So if you can’t find a specific tool, be sure to look at the Sub Tool window to see if it might be nested there! For instance, the Liquify tool is nested in the Blend Sub Tool window!

If you can’t find a certain window, such as the Color palettes, Animation timeline, or Layer palette, it may have been closed or collapsed by accident. If you can’t find a certain palette, click on Window at the top of the screen and then click on the name of the palette you’re looking for.

Any windows in this list with a check mark next to it are currently open, so this can also help you narrow it down!

What are the best brushes?


I see a lot of new CSP artists concerned about having the BEST brushes for the program. But the “best” brushes are the ones that you like the most and that help you achieve the look you want for your art. There are no universal “best brushes” because what’s best is different for each artist.
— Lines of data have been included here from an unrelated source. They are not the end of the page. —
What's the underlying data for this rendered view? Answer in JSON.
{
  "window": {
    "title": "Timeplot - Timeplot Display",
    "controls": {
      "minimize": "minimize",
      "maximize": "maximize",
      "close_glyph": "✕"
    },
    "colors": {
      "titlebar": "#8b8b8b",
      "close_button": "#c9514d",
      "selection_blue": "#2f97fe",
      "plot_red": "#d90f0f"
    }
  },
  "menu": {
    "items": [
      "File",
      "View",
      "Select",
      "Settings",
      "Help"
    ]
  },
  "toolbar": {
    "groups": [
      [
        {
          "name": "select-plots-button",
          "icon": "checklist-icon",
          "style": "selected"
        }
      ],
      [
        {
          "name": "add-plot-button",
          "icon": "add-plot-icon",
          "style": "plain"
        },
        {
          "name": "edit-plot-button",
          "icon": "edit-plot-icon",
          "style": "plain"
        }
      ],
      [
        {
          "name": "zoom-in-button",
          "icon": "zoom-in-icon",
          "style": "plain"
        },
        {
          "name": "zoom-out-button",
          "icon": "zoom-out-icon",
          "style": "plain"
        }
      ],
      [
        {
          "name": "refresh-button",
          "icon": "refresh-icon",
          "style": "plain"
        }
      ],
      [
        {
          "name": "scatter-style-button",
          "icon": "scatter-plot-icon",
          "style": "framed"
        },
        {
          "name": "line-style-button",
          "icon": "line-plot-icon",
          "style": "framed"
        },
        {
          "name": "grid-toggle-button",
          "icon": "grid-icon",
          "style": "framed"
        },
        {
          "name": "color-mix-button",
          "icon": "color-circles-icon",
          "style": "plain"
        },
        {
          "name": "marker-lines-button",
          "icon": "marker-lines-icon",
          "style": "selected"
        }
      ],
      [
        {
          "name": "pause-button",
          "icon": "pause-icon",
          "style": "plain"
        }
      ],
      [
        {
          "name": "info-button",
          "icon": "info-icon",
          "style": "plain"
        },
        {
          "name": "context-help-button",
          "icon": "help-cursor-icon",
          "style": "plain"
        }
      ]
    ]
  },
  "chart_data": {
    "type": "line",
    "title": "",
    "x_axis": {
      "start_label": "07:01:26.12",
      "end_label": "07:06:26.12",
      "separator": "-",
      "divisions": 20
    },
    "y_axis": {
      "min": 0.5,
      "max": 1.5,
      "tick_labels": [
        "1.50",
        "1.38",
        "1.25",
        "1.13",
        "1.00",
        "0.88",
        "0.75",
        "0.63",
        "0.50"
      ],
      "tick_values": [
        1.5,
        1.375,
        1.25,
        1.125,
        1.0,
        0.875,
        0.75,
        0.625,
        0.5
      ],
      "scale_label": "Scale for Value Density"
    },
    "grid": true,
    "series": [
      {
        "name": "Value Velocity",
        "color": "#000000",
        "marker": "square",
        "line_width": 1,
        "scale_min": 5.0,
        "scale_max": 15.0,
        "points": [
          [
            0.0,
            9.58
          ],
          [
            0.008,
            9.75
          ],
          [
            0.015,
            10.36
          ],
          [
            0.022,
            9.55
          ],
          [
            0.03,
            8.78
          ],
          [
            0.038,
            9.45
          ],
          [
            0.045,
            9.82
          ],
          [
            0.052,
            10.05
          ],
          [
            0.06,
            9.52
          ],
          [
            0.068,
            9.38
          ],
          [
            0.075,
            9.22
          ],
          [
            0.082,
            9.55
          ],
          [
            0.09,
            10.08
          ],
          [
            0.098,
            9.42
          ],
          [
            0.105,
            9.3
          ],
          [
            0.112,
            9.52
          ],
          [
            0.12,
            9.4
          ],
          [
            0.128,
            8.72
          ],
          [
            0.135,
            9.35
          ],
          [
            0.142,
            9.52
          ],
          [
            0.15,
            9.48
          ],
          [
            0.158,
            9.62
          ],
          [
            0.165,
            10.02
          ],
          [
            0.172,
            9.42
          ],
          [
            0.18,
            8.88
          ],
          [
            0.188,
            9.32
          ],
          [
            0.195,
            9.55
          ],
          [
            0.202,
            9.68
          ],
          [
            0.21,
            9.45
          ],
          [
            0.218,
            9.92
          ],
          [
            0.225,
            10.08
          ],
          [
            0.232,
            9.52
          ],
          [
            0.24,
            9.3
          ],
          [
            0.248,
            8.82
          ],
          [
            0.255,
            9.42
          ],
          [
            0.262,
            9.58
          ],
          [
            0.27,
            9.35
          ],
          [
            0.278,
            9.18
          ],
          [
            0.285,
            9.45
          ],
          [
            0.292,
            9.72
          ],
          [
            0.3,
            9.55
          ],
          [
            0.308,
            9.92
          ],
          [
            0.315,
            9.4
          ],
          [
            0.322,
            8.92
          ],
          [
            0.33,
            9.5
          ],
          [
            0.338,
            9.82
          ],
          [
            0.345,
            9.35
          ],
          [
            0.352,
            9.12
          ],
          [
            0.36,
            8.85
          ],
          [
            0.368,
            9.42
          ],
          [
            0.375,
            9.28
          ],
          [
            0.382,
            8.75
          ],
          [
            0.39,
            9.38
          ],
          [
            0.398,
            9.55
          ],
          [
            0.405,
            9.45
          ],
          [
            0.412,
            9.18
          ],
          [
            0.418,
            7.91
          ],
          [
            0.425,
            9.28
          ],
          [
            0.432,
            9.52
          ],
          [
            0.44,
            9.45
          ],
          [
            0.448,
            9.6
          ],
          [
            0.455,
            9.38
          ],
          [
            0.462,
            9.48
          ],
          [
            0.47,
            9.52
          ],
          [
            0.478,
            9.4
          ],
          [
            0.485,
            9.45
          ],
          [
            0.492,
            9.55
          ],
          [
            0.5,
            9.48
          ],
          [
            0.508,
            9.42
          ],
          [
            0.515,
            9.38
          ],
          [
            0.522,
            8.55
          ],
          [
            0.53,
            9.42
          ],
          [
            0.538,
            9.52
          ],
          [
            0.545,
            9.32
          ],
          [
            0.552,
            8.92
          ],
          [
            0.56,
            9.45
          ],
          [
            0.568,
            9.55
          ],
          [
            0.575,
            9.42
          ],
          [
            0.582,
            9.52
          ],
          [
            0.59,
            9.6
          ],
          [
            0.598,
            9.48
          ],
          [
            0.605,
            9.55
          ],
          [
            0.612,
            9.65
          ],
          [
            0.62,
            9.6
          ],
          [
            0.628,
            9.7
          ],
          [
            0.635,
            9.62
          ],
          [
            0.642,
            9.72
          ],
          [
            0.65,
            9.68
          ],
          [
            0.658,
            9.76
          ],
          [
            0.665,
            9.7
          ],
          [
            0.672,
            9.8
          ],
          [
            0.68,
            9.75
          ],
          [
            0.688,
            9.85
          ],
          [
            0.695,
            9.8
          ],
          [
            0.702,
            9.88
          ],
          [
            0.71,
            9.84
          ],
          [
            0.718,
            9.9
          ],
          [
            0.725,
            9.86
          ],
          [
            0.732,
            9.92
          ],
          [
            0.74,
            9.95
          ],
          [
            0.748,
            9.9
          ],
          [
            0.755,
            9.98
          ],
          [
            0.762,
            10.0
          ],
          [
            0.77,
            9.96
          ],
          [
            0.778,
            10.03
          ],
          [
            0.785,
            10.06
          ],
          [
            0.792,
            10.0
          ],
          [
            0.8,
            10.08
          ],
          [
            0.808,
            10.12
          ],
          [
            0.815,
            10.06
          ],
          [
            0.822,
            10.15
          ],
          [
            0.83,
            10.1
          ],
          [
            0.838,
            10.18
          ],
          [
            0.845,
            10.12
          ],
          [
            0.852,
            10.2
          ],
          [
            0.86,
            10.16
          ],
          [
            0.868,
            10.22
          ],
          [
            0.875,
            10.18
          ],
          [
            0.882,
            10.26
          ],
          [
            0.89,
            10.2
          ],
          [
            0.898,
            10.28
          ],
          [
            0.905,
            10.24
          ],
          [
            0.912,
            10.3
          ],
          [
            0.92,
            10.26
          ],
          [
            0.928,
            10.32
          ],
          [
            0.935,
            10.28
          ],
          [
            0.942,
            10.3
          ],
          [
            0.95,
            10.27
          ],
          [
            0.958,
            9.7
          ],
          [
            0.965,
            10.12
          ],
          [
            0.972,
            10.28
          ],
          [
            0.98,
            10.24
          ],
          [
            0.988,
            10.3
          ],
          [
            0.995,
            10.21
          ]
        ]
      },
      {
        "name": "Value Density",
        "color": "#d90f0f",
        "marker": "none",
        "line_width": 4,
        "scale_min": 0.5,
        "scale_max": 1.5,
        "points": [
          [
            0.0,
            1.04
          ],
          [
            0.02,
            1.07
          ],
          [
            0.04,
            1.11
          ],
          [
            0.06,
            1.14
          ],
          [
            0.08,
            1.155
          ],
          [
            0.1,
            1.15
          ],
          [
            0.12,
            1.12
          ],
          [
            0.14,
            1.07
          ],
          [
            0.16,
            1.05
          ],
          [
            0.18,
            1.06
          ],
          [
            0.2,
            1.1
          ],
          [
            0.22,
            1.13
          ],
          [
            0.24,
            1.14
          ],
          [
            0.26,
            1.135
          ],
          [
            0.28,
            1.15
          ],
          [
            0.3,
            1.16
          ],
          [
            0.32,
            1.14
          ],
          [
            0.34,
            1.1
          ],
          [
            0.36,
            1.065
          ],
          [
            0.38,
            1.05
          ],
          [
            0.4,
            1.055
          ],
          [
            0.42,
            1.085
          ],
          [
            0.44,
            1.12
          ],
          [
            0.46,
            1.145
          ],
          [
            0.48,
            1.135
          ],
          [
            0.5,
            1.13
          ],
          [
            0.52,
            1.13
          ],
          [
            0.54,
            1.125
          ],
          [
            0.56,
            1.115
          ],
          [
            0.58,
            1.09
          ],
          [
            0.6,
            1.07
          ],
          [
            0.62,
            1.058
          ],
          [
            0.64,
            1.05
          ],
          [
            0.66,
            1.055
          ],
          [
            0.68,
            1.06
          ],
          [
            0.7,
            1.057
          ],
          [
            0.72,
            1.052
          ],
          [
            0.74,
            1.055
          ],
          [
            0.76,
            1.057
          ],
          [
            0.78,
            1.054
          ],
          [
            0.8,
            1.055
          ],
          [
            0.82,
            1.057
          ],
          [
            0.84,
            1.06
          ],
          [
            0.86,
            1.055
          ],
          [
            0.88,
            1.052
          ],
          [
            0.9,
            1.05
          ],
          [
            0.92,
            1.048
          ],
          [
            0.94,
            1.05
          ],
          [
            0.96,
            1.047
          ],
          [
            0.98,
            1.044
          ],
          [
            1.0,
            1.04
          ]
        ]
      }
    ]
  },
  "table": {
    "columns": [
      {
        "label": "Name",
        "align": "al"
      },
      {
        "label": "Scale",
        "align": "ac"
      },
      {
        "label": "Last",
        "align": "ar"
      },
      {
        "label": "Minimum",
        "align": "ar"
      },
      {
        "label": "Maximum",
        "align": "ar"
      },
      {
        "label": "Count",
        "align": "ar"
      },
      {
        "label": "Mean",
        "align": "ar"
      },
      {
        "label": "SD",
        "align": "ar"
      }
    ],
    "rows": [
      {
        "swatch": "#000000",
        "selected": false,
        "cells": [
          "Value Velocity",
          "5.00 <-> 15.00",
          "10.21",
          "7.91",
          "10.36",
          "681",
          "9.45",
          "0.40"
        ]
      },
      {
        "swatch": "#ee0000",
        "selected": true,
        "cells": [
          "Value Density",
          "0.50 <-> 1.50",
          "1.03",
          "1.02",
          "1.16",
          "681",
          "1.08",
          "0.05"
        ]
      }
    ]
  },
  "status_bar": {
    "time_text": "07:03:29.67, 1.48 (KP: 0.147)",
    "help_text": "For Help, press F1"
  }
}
I recommend trying out the default brushes in the program first to see how they work before going to download other brushes. When you do decide that you want some other brushes to try out, there are a huge number of fantastic tools created by other CSP artists that are available in the Clip Studio Assets library.

To easily access the Assets library, open the Clip Studio App (NOT the Clip Studio Paint program) and click on “CLIP STUDIO ASSETS” in the left hand menu.

You can either browse new and popular assets, or search for specific keywords. Click in the search bar at the top of the Assets window and type in a keyword or a few keywords.

The Assets library will show all submissions with the entered keywords, including brushes, image materials, 3D models, and more. To only show a specific type of Asset, click on the “Detail” button next to the search box and click on a type of asset to show.

For more information about using Clip Studio Assets, check out this previous post from me:



Hopefully these answers will help someone just getting into Clip Studio and needing a little bit of guidance. For more help, there are tons of articles on the Graphixly site below, and on Clip Studio Tips. If you’re having other issues you can ask specific questions or get technical support in the Clip Studio Ask section. Happy creating!

For more information on CLIP Studio Paint, please visit or